Aim of the exercise:
Your answer is every line of the material below in which the string "data" occurs.
*** Block opens ***
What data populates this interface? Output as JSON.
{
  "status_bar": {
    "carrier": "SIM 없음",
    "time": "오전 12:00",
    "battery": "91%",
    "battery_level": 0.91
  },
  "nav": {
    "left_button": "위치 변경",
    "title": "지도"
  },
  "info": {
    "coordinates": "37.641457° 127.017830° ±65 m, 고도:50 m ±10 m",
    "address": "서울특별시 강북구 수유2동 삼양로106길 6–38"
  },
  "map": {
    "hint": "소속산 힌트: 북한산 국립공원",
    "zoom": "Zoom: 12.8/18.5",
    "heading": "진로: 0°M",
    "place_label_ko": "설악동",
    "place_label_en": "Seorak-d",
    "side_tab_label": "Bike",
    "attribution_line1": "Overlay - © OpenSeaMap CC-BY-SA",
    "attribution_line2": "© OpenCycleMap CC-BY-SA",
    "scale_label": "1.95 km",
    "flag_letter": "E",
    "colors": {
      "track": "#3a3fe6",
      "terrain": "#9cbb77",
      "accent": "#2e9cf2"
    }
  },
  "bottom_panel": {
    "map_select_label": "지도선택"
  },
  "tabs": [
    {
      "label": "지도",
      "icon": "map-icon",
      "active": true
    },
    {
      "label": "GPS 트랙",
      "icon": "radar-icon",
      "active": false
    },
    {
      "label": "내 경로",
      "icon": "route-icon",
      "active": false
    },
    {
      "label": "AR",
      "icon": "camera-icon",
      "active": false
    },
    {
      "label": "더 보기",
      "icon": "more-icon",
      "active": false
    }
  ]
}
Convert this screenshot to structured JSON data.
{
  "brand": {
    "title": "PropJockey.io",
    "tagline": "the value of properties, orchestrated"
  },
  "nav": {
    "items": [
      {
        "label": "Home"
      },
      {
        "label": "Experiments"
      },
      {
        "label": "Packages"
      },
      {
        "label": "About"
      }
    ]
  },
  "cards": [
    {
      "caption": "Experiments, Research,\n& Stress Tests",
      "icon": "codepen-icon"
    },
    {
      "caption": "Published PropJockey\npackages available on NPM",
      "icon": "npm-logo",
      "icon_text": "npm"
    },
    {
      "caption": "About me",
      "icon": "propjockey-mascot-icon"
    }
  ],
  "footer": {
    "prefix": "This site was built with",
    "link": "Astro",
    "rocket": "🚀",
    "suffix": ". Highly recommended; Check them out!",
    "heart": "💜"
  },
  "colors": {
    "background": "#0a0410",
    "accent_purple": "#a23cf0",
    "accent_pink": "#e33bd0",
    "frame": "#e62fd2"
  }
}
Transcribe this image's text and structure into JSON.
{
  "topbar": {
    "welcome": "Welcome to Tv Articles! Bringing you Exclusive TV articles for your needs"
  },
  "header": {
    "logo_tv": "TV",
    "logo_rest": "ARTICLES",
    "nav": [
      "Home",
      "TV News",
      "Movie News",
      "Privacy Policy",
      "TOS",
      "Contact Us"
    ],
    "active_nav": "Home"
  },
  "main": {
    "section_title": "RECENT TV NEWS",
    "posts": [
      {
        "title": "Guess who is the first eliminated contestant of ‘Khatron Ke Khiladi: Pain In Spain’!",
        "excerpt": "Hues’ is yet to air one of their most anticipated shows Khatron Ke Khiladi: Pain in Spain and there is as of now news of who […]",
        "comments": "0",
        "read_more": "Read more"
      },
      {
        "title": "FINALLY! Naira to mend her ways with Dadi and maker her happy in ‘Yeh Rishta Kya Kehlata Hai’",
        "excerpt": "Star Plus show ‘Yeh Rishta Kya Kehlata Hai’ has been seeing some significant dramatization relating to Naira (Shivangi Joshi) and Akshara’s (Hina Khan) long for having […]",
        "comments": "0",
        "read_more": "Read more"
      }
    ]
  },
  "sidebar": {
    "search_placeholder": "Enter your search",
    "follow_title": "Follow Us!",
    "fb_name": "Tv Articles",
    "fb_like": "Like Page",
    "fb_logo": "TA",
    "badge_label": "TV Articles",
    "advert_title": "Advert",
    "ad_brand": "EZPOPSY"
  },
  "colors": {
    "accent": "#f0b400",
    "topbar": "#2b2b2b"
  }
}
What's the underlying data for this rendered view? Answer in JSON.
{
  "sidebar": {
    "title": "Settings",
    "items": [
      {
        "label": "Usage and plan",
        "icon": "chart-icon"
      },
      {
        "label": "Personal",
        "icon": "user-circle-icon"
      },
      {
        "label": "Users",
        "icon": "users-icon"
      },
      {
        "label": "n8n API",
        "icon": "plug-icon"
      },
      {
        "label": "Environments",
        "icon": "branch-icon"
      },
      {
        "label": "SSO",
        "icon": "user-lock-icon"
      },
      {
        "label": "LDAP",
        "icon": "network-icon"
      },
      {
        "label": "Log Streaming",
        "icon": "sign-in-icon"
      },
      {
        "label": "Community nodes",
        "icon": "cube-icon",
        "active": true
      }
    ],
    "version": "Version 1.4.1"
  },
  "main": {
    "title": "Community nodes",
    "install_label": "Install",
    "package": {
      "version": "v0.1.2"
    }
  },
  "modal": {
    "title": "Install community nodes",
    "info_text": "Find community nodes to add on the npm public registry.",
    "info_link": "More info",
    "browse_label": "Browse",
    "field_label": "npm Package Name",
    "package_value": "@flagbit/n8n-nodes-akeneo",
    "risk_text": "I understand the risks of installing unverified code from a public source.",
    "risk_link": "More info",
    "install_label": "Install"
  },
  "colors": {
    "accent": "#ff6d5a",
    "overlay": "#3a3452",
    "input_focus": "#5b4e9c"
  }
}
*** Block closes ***
Reply to the task:
What data populates this interface? Output as JSON.
Convert this screenshot to structured JSON data.
What's the underlying data for this rendered view? Answer in JSON.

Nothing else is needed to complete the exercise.